[Start of Attachment]
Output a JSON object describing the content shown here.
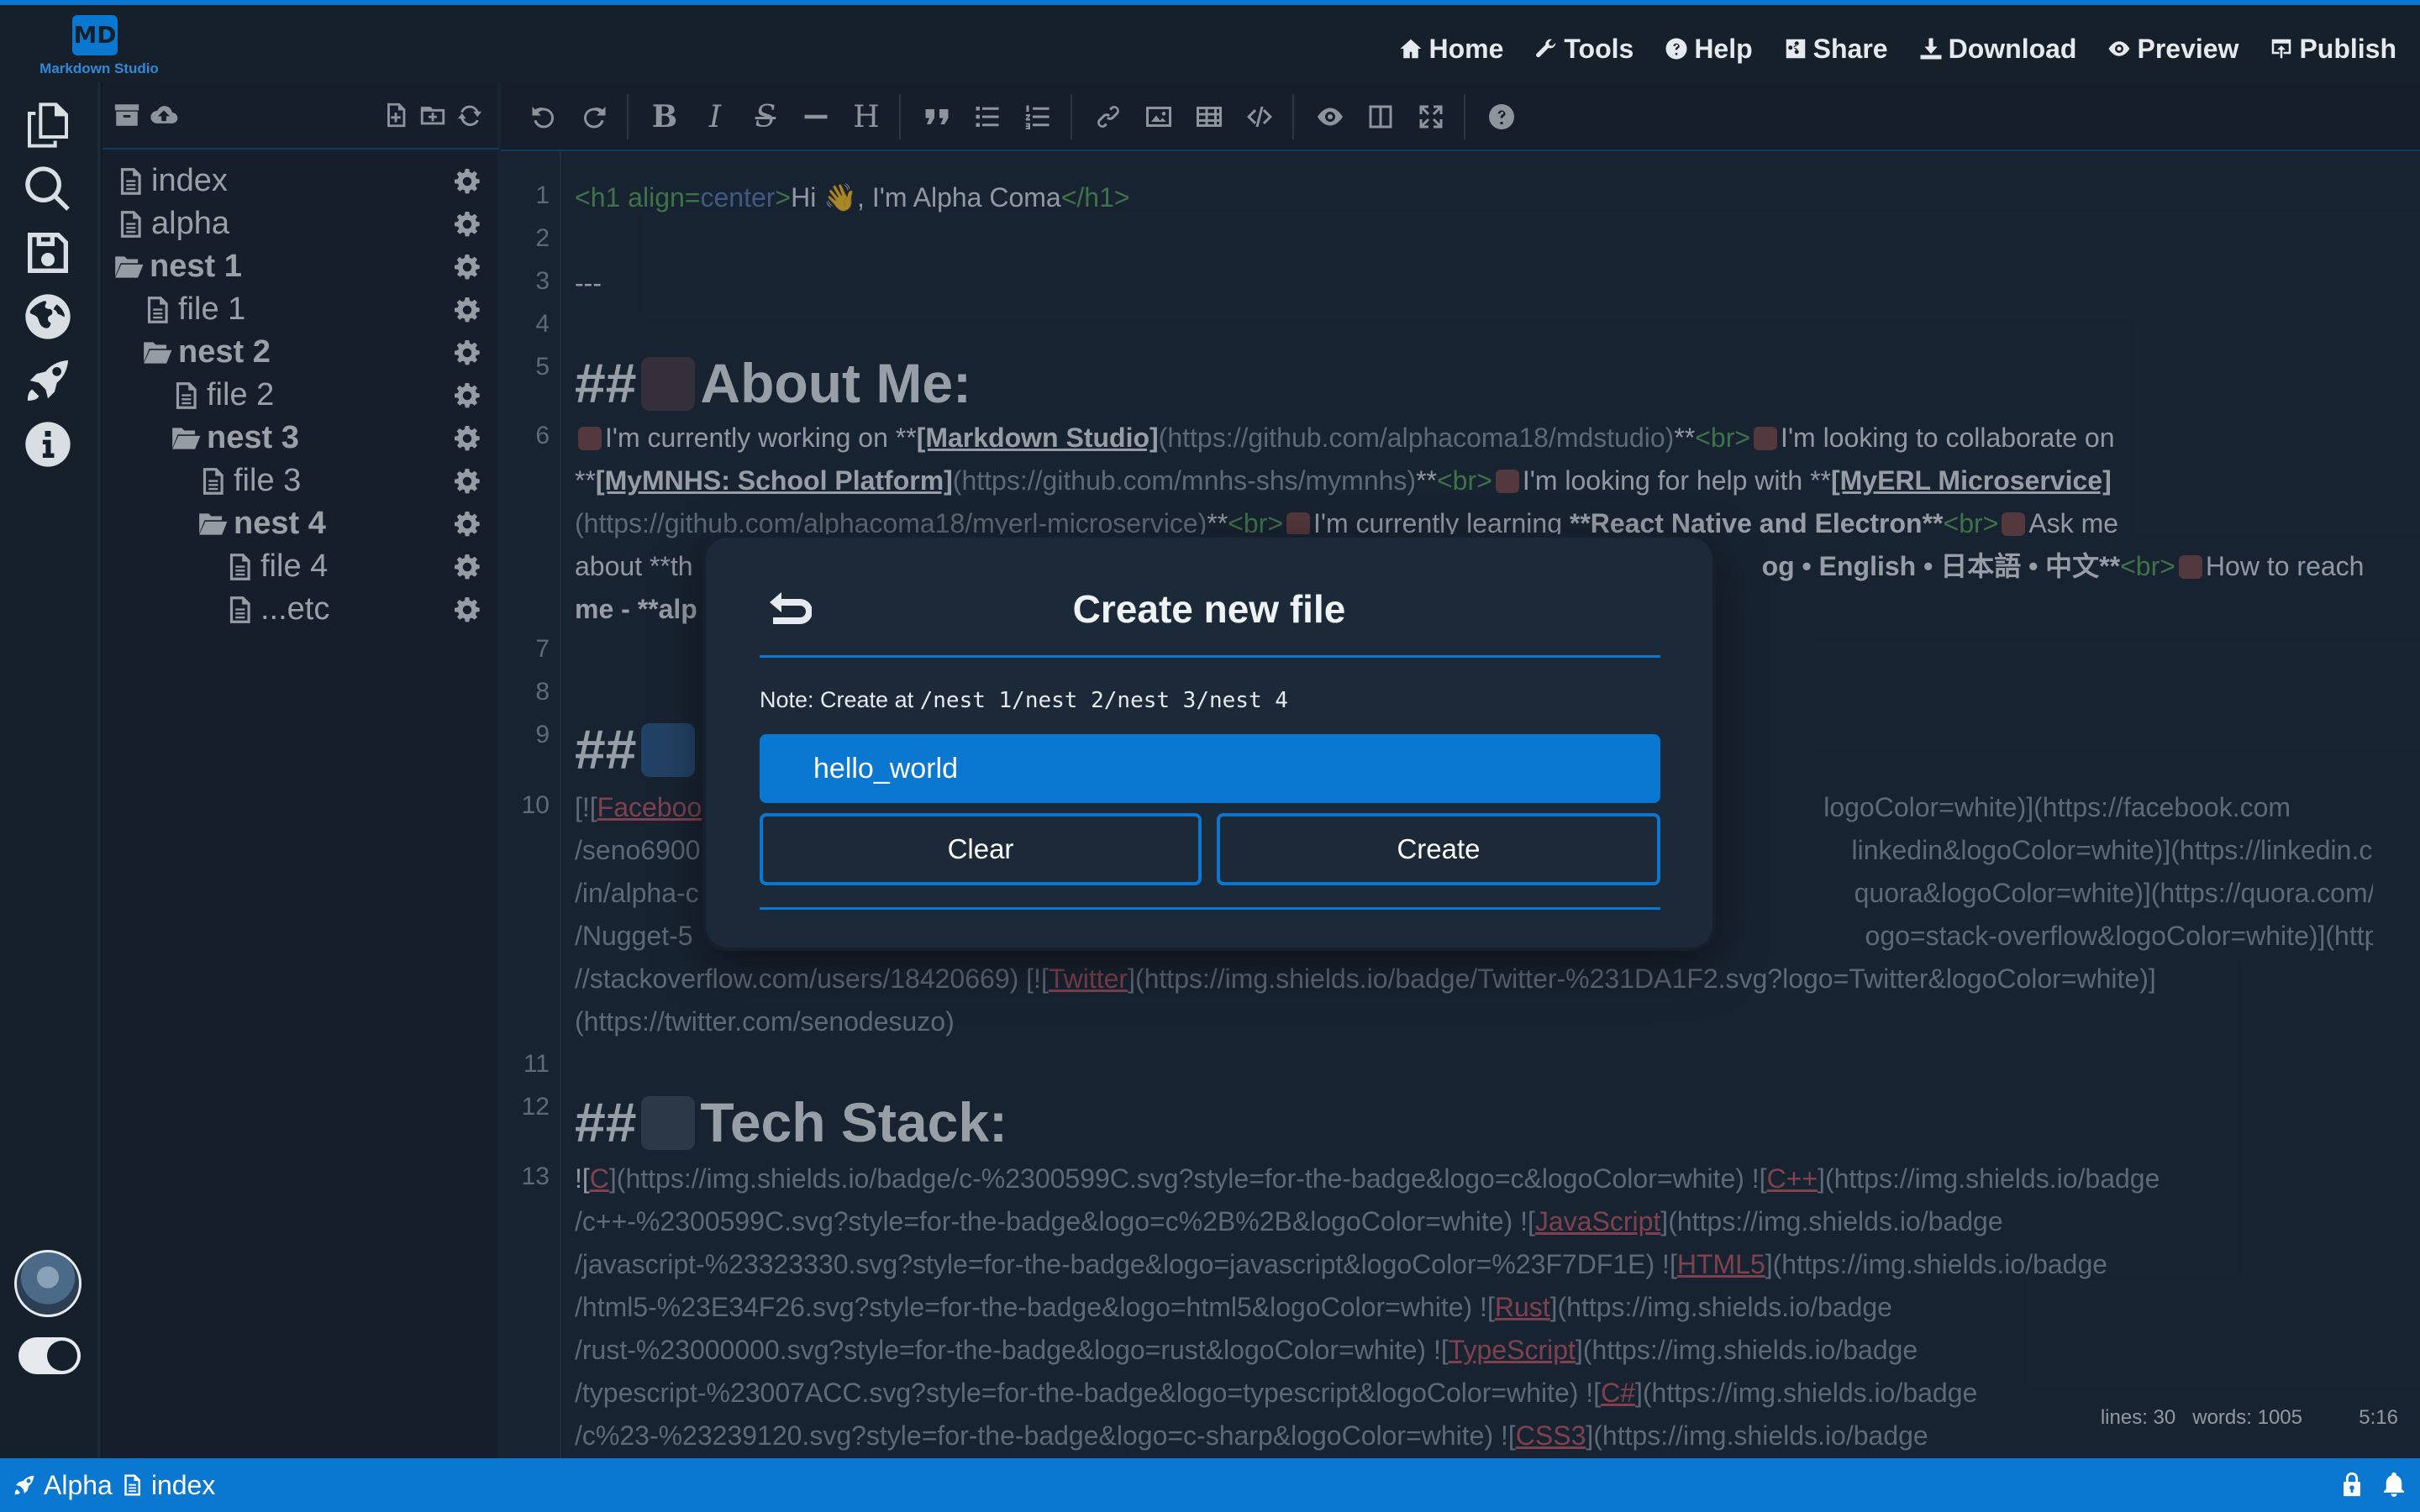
{
  "app": {
    "logo_mark": "MD",
    "logo_text": "Markdown Studio"
  },
  "topnav": {
    "items": [
      {
        "label": "Home",
        "icon": "home-icon"
      },
      {
        "label": "Tools",
        "icon": "wrench-icon"
      },
      {
        "label": "Help",
        "icon": "help-circle-icon"
      },
      {
        "label": "Share",
        "icon": "share-icon"
      },
      {
        "label": "Download",
        "icon": "download-icon"
      },
      {
        "label": "Preview",
        "icon": "eye-icon"
      },
      {
        "label": "Publish",
        "icon": "publish-icon"
      }
    ]
  },
  "sidebar": {
    "icons": [
      "files-icon",
      "search-icon",
      "save-icon",
      "globe-icon",
      "rocket-icon",
      "info-icon"
    ],
    "bottom": [
      "avatar",
      "theme-toggle",
      "settings-gears-icon"
    ]
  },
  "filetree": {
    "toolbar_icons": [
      "archive-icon",
      "cloud-upload-icon",
      "new-file-icon",
      "new-folder-icon",
      "refresh-icon"
    ],
    "items": [
      {
        "label": "index",
        "type": "file",
        "depth": 0
      },
      {
        "label": "alpha",
        "type": "file",
        "depth": 0
      },
      {
        "label": "nest 1",
        "type": "folder",
        "depth": 0
      },
      {
        "label": "file 1",
        "type": "file",
        "depth": 1
      },
      {
        "label": "nest 2",
        "type": "folder",
        "depth": 1
      },
      {
        "label": "file 2",
        "type": "file",
        "depth": 2
      },
      {
        "label": "nest 3",
        "type": "folder",
        "depth": 2
      },
      {
        "label": "file 3",
        "type": "file",
        "depth": 3
      },
      {
        "label": "nest 4",
        "type": "folder",
        "depth": 3
      },
      {
        "label": "file 4",
        "type": "file",
        "depth": 4
      },
      {
        "label": "...etc",
        "type": "file",
        "depth": 4
      }
    ]
  },
  "toolbar": {
    "buttons": [
      "undo",
      "redo",
      "bold",
      "italic",
      "strikethrough",
      "horizontal-rule",
      "heading",
      "quote",
      "unordered-list",
      "ordered-list",
      "link",
      "image",
      "table",
      "code",
      "preview",
      "side-by-side",
      "fullscreen",
      "guide"
    ],
    "letters": {
      "bold": "B",
      "italic": "I",
      "strike": "S",
      "heading": "H"
    }
  },
  "editor": {
    "line_numbers": [
      "1",
      "2",
      "3",
      "4",
      "5",
      "6",
      "7",
      "8",
      "9",
      "10",
      "11",
      "12",
      "13"
    ],
    "l1": {
      "open": "<h1 align=",
      "attr": "center",
      "close_open": ">",
      "text": "Hi 👋, I'm Alpha Coma",
      "close": "</h1>"
    },
    "l3": "---",
    "l5": {
      "hash": "##",
      "text": "About Me:"
    },
    "l6a": {
      "t1": "I'm currently working on **",
      "link": "[Markdown Studio]",
      "url": "(https://github.com/alphacoma18/mdstudio)",
      "t2": "**",
      "br": "<br>",
      "t3": "I'm looking to collaborate on"
    },
    "l6b": {
      "t1": "**",
      "link": "[MyMNHS: School Platform]",
      "url": "(https://github.com/mnhs-shs/mymnhs)",
      "t2": "**",
      "br": "<br>",
      "t3": "I'm looking for help with **",
      "link2": "[MyERL Microservice]"
    },
    "l6c": {
      "url": "(https://github.com/alphacoma18/myerl-microservice)",
      "t1": "**",
      "br": "<br>",
      "t2": "I'm currently learning ",
      "bold": "**React Native and Electron**",
      "br2": "<br>",
      "t3": "Ask me"
    },
    "l6d": {
      "t1": "about **th",
      "t2": "og • English • 日本語 • 中文**",
      "br": "<br>",
      "t3": "How to reach"
    },
    "l6e": {
      "t1": "me - **alp"
    },
    "l9": {
      "hash": "##"
    },
    "l10a": {
      "lead": "[![",
      "link": "Faceboo",
      "tail": "logoColor=white)](https://facebook.com"
    },
    "l10b": {
      "lead": "/seno6900",
      "tail": "linkedin&logoColor=white)](https://linkedin.com"
    },
    "l10c": {
      "lead": "/in/alpha-c",
      "tail": "quora&logoColor=white)](https://quora.com/profile"
    },
    "l10d": {
      "lead": "/Nugget-5",
      "tail": "ogo=stack-overflow&logoColor=white)](https:"
    },
    "l10e": {
      "t1": "//stackoverflow.com/users/18420669) ",
      "t2": "[![",
      "link": "Twitter",
      "t3": "](https://img.shields.io/badge/Twitter-%231DA1F2.svg?logo=Twitter&logoColor=white)]"
    },
    "l10f": "(https://twitter.com/senodesuzo)",
    "l12": {
      "hash": "##",
      "text": "Tech Stack:"
    },
    "l13a": {
      "t1": "![",
      "link1": "C",
      "t2": "](https://img.shields.io/badge/c-%2300599C.svg?style=for-the-badge&logo=c&logoColor=white) ![",
      "link2": "C++",
      "t3": "](https://img.shields.io/badge"
    },
    "l13b": {
      "t1": "/c++-%2300599C.svg?style=for-the-badge&logo=c%2B%2B&logoColor=white) ![",
      "link": "JavaScript",
      "t2": "](https://img.shields.io/badge"
    },
    "l13c": {
      "t1": "/javascript-%23323330.svg?style=for-the-badge&logo=javascript&logoColor=%23F7DF1E) ![",
      "link": "HTML5",
      "t2": "](https://img.shields.io/badge"
    },
    "l13d": {
      "t1": "/html5-%23E34F26.svg?style=for-the-badge&logo=html5&logoColor=white) ![",
      "link": "Rust",
      "t2": "](https://img.shields.io/badge"
    },
    "l13e": {
      "t1": "/rust-%23000000.svg?style=for-the-badge&logo=rust&logoColor=white) ![",
      "link": "TypeScript",
      "t2": "](https://img.shields.io/badge"
    },
    "l13f": {
      "t1": "/typescript-%23007ACC.svg?style=for-the-badge&logo=typescript&logoColor=white) ![",
      "link": "C#",
      "t2": "](https://img.shields.io/badge"
    },
    "l13g": {
      "t1": "/c%23-%23239120.svg?style=for-the-badge&logo=c-sharp&logoColor=white) ![",
      "link": "CSS3",
      "t2": "](https://img.shields.io/badge"
    }
  },
  "status": {
    "lines": "lines: 30",
    "words": "words: 1005",
    "cursor": "5:16"
  },
  "bottombar": {
    "user": "Alpha",
    "file": "index",
    "right_icons": [
      "lock-icon",
      "bell-icon"
    ]
  },
  "modal": {
    "title": "Create new file",
    "note_prefix": "Note: Create at ",
    "note_path": "/nest 1/nest 2/nest 3/nest 4",
    "input_value": "hello_world",
    "clear_label": "Clear",
    "create_label": "Create"
  },
  "colors": {
    "accent": "#0a78d0",
    "panel": "#16202b",
    "editor_bg": "#1b2836",
    "link": "#c25866",
    "tag": "#58a75c"
  }
}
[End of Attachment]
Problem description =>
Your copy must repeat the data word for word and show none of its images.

Response area =>
Output a JSON object describing the content shown here.
{
  "app": {
    "logo_mark": "MD",
    "logo_text": "Markdown Studio"
  },
  "topnav": {
    "items": [
      {
        "label": "Home",
        "icon": "home-icon"
      },
      {
        "label": "Tools",
        "icon": "wrench-icon"
      },
      {
        "label": "Help",
        "icon": "help-circle-icon"
      },
      {
        "label": "Share",
        "icon": "share-icon"
      },
      {
        "label": "Download",
        "icon": "download-icon"
      },
      {
        "label": "Preview",
        "icon": "eye-icon"
      },
      {
        "label": "Publish",
        "icon": "publish-icon"
      }
    ]
  },
  "sidebar": {
    "icons": [
      "files-icon",
      "search-icon",
      "save-icon",
      "globe-icon",
      "rocket-icon",
      "info-icon"
    ],
    "bottom": [
      "avatar",
      "theme-toggle",
      "settings-gears-icon"
    ]
  },
  "filetree": {
    "toolbar_icons": [
      "archive-icon",
      "cloud-upload-icon",
      "new-file-icon",
      "new-folder-icon",
      "refresh-icon"
    ],
    "items": [
      {
        "label": "index",
        "type": "file",
        "depth": 0
      },
      {
        "label": "alpha",
        "type": "file",
        "depth": 0
      },
      {
        "label": "nest 1",
        "type": "folder",
        "depth": 0
      },
      {
        "label": "file 1",
        "type": "file",
        "depth": 1
      },
      {
        "label": "nest 2",
        "type": "folder",
        "depth": 1
      },
      {
        "label": "file 2",
        "type": "file",
        "depth": 2
      },
      {
        "label": "nest 3",
        "type": "folder",
        "depth": 2
      },
      {
        "label": "file 3",
        "type": "file",
        "depth": 3
      },
      {
        "label": "nest 4",
        "type": "folder",
        "depth": 3
      },
      {
        "label": "file 4",
        "type": "file",
        "depth": 4
      },
      {
        "label": "...etc",
        "type": "file",
        "depth": 4
      }
    ]
  },
  "toolbar": {
    "buttons": [
      "undo",
      "redo",
      "bold",
      "italic",
      "strikethrough",
      "horizontal-rule",
      "heading",
      "quote",
      "unordered-list",
      "ordered-list",
      "link",
      "image",
      "table",
      "code",
      "preview",
      "side-by-side",
      "fullscreen",
      "guide"
    ],
    "letters": {
      "bold": "B",
      "italic": "I",
      "strike": "S",
      "heading": "H"
    }
  },
  "editor": {
    "line_numbers": [
      "1",
      "2",
      "3",
      "4",
      "5",
      "6",
      "7",
      "8",
      "9",
      "10",
      "11",
      "12",
      "13"
    ],
    "l1": {
      "open": "<h1 align=",
      "attr": "center",
      "close_open": ">",
      "text": "Hi 👋, I'm Alpha Coma",
      "close": "</h1>"
    },
    "l3": "---",
    "l5": {
      "hash": "##",
      "text": "About Me:"
    },
    "l6a": {
      "t1": "I'm currently working on **",
      "link": "[Markdown Studio]",
      "url": "(https://github.com/alphacoma18/mdstudio)",
      "t2": "**",
      "br": "<br>",
      "t3": "I'm looking to collaborate on"
    },
    "l6b": {
      "t1": "**",
      "link": "[MyMNHS: School Platform]",
      "url": "(https://github.com/mnhs-shs/mymnhs)",
      "t2": "**",
      "br": "<br>",
      "t3": "I'm looking for help with **",
      "link2": "[MyERL Microservice]"
    },
    "l6c": {
      "url": "(https://github.com/alphacoma18/myerl-microservice)",
      "t1": "**",
      "br": "<br>",
      "t2": "I'm currently learning ",
      "bold": "**React Native and Electron**",
      "br2": "<br>",
      "t3": "Ask me"
    },
    "l6d": {
      "t1": "about **th",
      "t2": "og • English • 日本語 • 中文**",
      "br": "<br>",
      "t3": "How to reach"
    },
    "l6e": {
      "t1": "me - **alp"
    },
    "l9": {
      "hash": "##"
    },
    "l10a": {
      "lead": "[![",
      "link": "Faceboo",
      "tail": "logoColor=white)](https://facebook.com"
    },
    "l10b": {
      "lead": "/seno6900",
      "tail": "linkedin&logoColor=white)](https://linkedin.com"
    },
    "l10c": {
      "lead": "/in/alpha-c",
      "tail": "quora&logoColor=white)](https://quora.com/profile"
    },
    "l10d": {
      "lead": "/Nugget-5",
      "tail": "ogo=stack-overflow&logoColor=white)](https:"
    },
    "l10e": {
      "t1": "//stackoverflow.com/users/18420669) ",
      "t2": "[![",
      "link": "Twitter",
      "t3": "](https://img.shields.io/badge/Twitter-%231DA1F2.svg?logo=Twitter&logoColor=white)]"
    },
    "l10f": "(https://twitter.com/senodesuzo)",
    "l12": {
      "hash": "##",
      "text": "Tech Stack:"
    },
    "l13a": {
      "t1": "![",
      "link1": "C",
      "t2": "](https://img.shields.io/badge/c-%2300599C.svg?style=for-the-badge&logo=c&logoColor=white) ![",
      "link2": "C++",
      "t3": "](https://img.shields.io/badge"
    },
    "l13b": {
      "t1": "/c++-%2300599C.svg?style=for-the-badge&logo=c%2B%2B&logoColor=white) ![",
      "link": "JavaScript",
      "t2": "](https://img.shields.io/badge"
    },
    "l13c": {
      "t1": "/javascript-%23323330.svg?style=for-the-badge&logo=javascript&logoColor=%23F7DF1E) ![",
      "link": "HTML5",
      "t2": "](https://img.shields.io/badge"
    },
    "l13d": {
      "t1": "/html5-%23E34F26.svg?style=for-the-badge&logo=html5&logoColor=white) ![",
      "link": "Rust",
      "t2": "](https://img.shields.io/badge"
    },
    "l13e": {
      "t1": "/rust-%23000000.svg?style=for-the-badge&logo=rust&logoColor=white) ![",
      "link": "TypeScript",
      "t2": "](https://img.shields.io/badge"
    },
    "l13f": {
      "t1": "/typescript-%23007ACC.svg?style=for-the-badge&logo=typescript&logoColor=white) ![",
      "link": "C#",
      "t2": "](https://img.shields.io/badge"
    },
    "l13g": {
      "t1": "/c%23-%23239120.svg?style=for-the-badge&logo=c-sharp&logoColor=white) ![",
      "link": "CSS3",
      "t2": "](https://img.shields.io/badge"
    }
  },
  "status": {
    "lines": "lines: 30",
    "words": "words: 1005",
    "cursor": "5:16"
  },
  "bottombar": {
    "user": "Alpha",
    "file": "index",
    "right_icons": [
      "lock-icon",
      "bell-icon"
    ]
  },
  "modal": {
    "title": "Create new file",
    "note_prefix": "Note: Create at ",
    "note_path": "/nest 1/nest 2/nest 3/nest 4",
    "input_value": "hello_world",
    "clear_label": "Clear",
    "create_label": "Create"
  },
  "colors": {
    "accent": "#0a78d0",
    "panel": "#16202b",
    "editor_bg": "#1b2836",
    "link": "#c25866",
    "tag": "#58a75c"
  }
}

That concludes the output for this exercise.